Besides FRAM, one of the killer features in MSP430 is the clock demand feature. High frequency peripherals can request its clock while the part is in a sleep mode, so you can have A/D or SPI stuff running at a proportionally low power consumption (instead of largely offset by a continuously running HFOSC).

Now this feature has started to appear in many ARM parts: many modern SiLabs chips, STM32U5, etc.

In terms of CPU horsepower or efficiency, I think the MSP430 falls a bit behind for a while. STM32L4 used to be my previous favorite, with many oscillator settings thanks to its MSI at a fairly okay efficiency.
Now I've switched over to STM32U535, with DC/DC runs at 24MHz under 2mW. Its more a mid/high-end MCU with low power domain bolted on (like only a subset of peripherals support clock requests), though, but it manages fairly well nonetheless.

 

Online dietert1

  • Super Contributor
  • ***
  • Posts: 2241
  • Country: br
    • CADT Homepage
Re: MSP430 for new designs?
« Reply #3 on: April 16, 2024, 12:56:52 pm »
Our MSP430 based oximeter modules run at about 10 mW including the finger probe LEDs, but they would be hosted by some Arm Cortex consuming ten times as much. No coin cells!
An Arm Cortex is a different beast, as in general when you need more computing power you want to use a clock generation scheme involving a PLL. So a typical low power application with an Arm Cortex will be more like 3 or 5 mA, of course with a lot more computing power, especially for floating point. I do remember a 1 mA Arm Cortex project that implemented remote control for some audio equipment.

Regards, Dieter
 

Offline nickds1Topic starter

  • Contributor
  • Posts: 39
  • Country: gb
Re: MSP430 for new designs?
« Reply #4 on: April 16, 2024, 02:02:55 pm »
Nothing changed with TI MSP430 family in last 7 years, when FRAM series was filled up. Last year they enered to Cortex-M0+ world, with MSPM0(C/L/G).

EDIT: I see that same question appear on e2e, maybe there you will find some answers (not related to competitors).

Yep - that's me too! Seems that the MSP430 stuff is still in production, but no new devices for years. The future is definitely with ARM and, for me, the M0 range.

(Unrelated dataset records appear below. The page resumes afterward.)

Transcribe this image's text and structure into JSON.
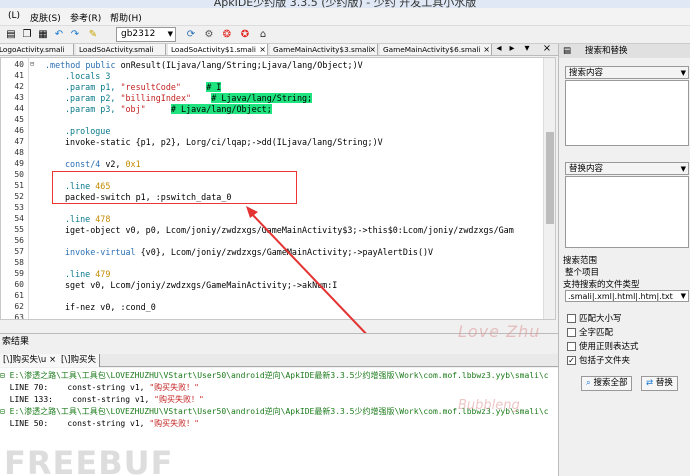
{
  "window": {
    "title": "ApkIDE少约版 3.3.5 (少约版) - 少约 开发工具小水版"
  },
  "menu": {
    "items": [
      "(L)",
      "皮肤(S)",
      "参考(R)",
      "帮助(H)"
    ]
  },
  "toolbar": {
    "encoding": "gb2312"
  },
  "tabs": [
    "LogoActivity.smali",
    "LoadSoActivity.smali",
    "LoadSoActivity$1.smali",
    "GameMainActivity$3.smali",
    "GameMainActivity$6.smali"
  ],
  "editor": {
    "line_numbers": [
      "40",
      "41",
      "42",
      "43",
      "44",
      "45",
      "46",
      "47",
      "48",
      "49",
      "50",
      "51",
      "52",
      "53",
      "54",
      "55",
      "56",
      "57",
      "58",
      "59",
      "60",
      "61",
      "62",
      "63"
    ],
    "code": {
      "l40_kw": ".method public",
      "l40_rest": " onResult(ILjava/lang/String;Ljava/lang/Object;)V",
      "l41": ".locals 3",
      "l42_dir": ".param p1, ",
      "l42_str": "\"resultCode\"",
      "l42_hl": "# I",
      "l43_dir": ".param p2, ",
      "l43_str": "\"billingIndex\"",
      "l43_hl": "# Ljava/lang/String;",
      "l44_dir": ".param p3, ",
      "l44_str": "\"obj\"",
      "l44_hl": "# Ljava/lang/Object;",
      "l46": ".prologue",
      "l47": "invoke-static {p1, p2}, Lorg/ci/lqap;->dd(ILjava/lang/String;)V",
      "l49_kw": "const/4",
      "l49_rest": " v2, ",
      "l49_num": "0x1",
      "l51_kw": ".line",
      "l51_num": " 465",
      "l52": "packed-switch p1, :pswitch_data_0",
      "l54_kw": ".line",
      "l54_num": " 478",
      "l55": "iget-object v0, p0, Lcom/joniy/zwdzxgs/GameMainActivity$3;->this$0:Lcom/joniy/zwdzxgs/Gam",
      "l57_kw": "invoke-virtual",
      "l57_rest": " {v0}, Lcom/joniy/zwdzxgs/GameMainActivity;->payAlertDis()V",
      "l59_kw": ".line",
      "l59_num": " 479",
      "l60": "sget v0, Lcom/joniy/zwdzxgs/GameMainActivity;->akNum:I",
      "l62": "if-nez v0, :cond_0"
    }
  },
  "results": {
    "title": "索结果",
    "tabs": [
      "[\\]购买失\\u ×",
      "[\\]购买失"
    ],
    "lines": [
      {
        "type": "file",
        "text": "E:\\渗透之路\\工具\\工具包\\LOVEZHUZHU\\VStart\\User50\\android逆向\\ApkIDE最新3.3.5少约增强版\\Work\\com.mof.lbbwz3.yyb\\smali\\c"
      },
      {
        "type": "hit",
        "prefix": "  LINE 70:    const-string v1, ",
        "str": "\"购买失败！\""
      },
      {
        "type": "hit",
        "prefix": "  LINE 133:    const-string v1, ",
        "str": "\"购买失败！\""
      },
      {
        "type": "file",
        "text": "E:\\渗透之路\\工具\\工具包\\LOVEZHUZHU\\VStart\\User50\\android逆向\\ApkIDE最新3.3.5少约增强版\\Work\\com.mof.lbbwz3.yyb\\smali\\c"
      },
      {
        "type": "hit",
        "prefix": "  LINE 50:    const-string v1, ",
        "str": "\"购买失败！\""
      }
    ]
  },
  "watermarks": {
    "love": "Love Zhu",
    "bubble": "Bubbleng",
    "freebuf": "FREEBUF"
  },
  "panel": {
    "title": "搜索和替换",
    "search_label": "搜索内容",
    "replace_label": "替换内容",
    "scope_label": "搜索范围",
    "scope_value": "整个项目",
    "filetype_label": "支持搜索的文件类型",
    "filetype_value": ".smali|.xml|.html|.htm|.txt",
    "options": [
      {
        "label": "匹配大小写",
        "checked": false
      },
      {
        "label": "全字匹配",
        "checked": false
      },
      {
        "label": "使用正则表达式",
        "checked": false
      },
      {
        "label": "包括子文件夹",
        "checked": true
      }
    ],
    "search_all": "搜索全部",
    "replace": "替换"
  },
  "colors": {
    "highlight": "#1ee37e",
    "annotation": "#e33333",
    "string": "#c32222",
    "keyword": "#2a6fb3"
  }
}
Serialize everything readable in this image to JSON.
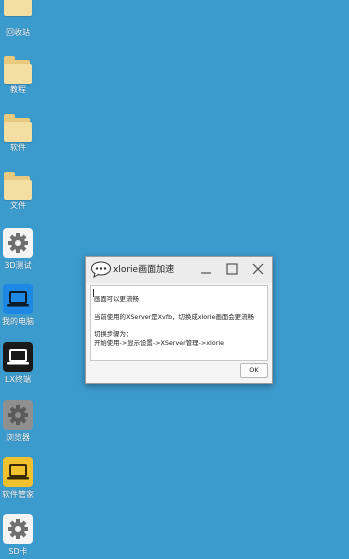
{
  "desktop": {
    "background": "#3c9bcd",
    "icons": [
      {
        "label": "回收站",
        "icon": "folder-icon"
      },
      {
        "label": "教程",
        "icon": "folder-icon"
      },
      {
        "label": "软件",
        "icon": "folder-icon"
      },
      {
        "label": "文件",
        "icon": "folder-icon"
      },
      {
        "label": "3D测试",
        "icon": "gear-icon"
      },
      {
        "label": "我的电脑",
        "icon": "laptop-icon"
      },
      {
        "label": "LX终端",
        "icon": "terminal-icon"
      },
      {
        "label": "浏览器",
        "icon": "gear-icon"
      },
      {
        "label": "软件管家",
        "icon": "laptop-icon"
      },
      {
        "label": "SD卡",
        "icon": "gear-icon"
      }
    ]
  },
  "dialog": {
    "title": "xlorie画面加速",
    "lines": [
      "画面可以更流畅",
      "当前使用的XServer是Xvfb，切换成xlorie画面会更流畅",
      "切换步骤为：",
      "开始使用->显示设置->XServer管理->xlorie"
    ],
    "ok_label": "OK"
  },
  "colors": {
    "tile_blue": "#1e88e5",
    "tile_black": "#1a1a1a",
    "tile_yellow": "#f2c12e",
    "tile_gray": "#8f8f8f",
    "folder": "#f4dfa3"
  }
}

I've just asked if there are any TI ARM Launchpads, specifically those with integrated power monitoring - these were extremely useful development environments, quite apart from being super cheap!
 

Offline Peabody

  • Super Contributor
  • ***
  • Posts: 2085
  • Country: us
Re: MSP430 for new designs?
« Reply #5 on: April 16, 2024, 02:29:02 pm »
MSP430 is a bit unusual in that it's a 16-bit processor, von Neumann architecture.  And of course very low power.  I suspect TI feels obligated to continue support for all the existing implementations, but if they aren't really being used much for new designs, they will become more and more expensive.  And I think other parts have pretty much caught up on low power.  If you can deep sleep an AVR part at some fraction of a microamp, that's competitive.  I don't know how common that kind of low-power performance is on Arm, but I would think that's the way you want to go if possible.
 

Online nctnico

  • Super Contributor
  • ***
  • Posts: 27384
  • Country: nl
    • NCT Developments
Re: MSP430 for new designs?
« Reply #6 on: April 16, 2024, 02:57:38 pm »
If the price is right then the MSP430 could still be a candidate.  Power consumption during sleep is one thing (doing nothing is easy), but low power when running is another. The architecture is also good (single memory map, well featured CPU and a decent number of registers for a C compiler to work with).
There are small lies, big lies and then there is what is on the screen of your oscilloscope.
 


Share me

Digg  Facebook  SlashDot  Delicious  Technorati  Twitter  Google  Yahoo
Smf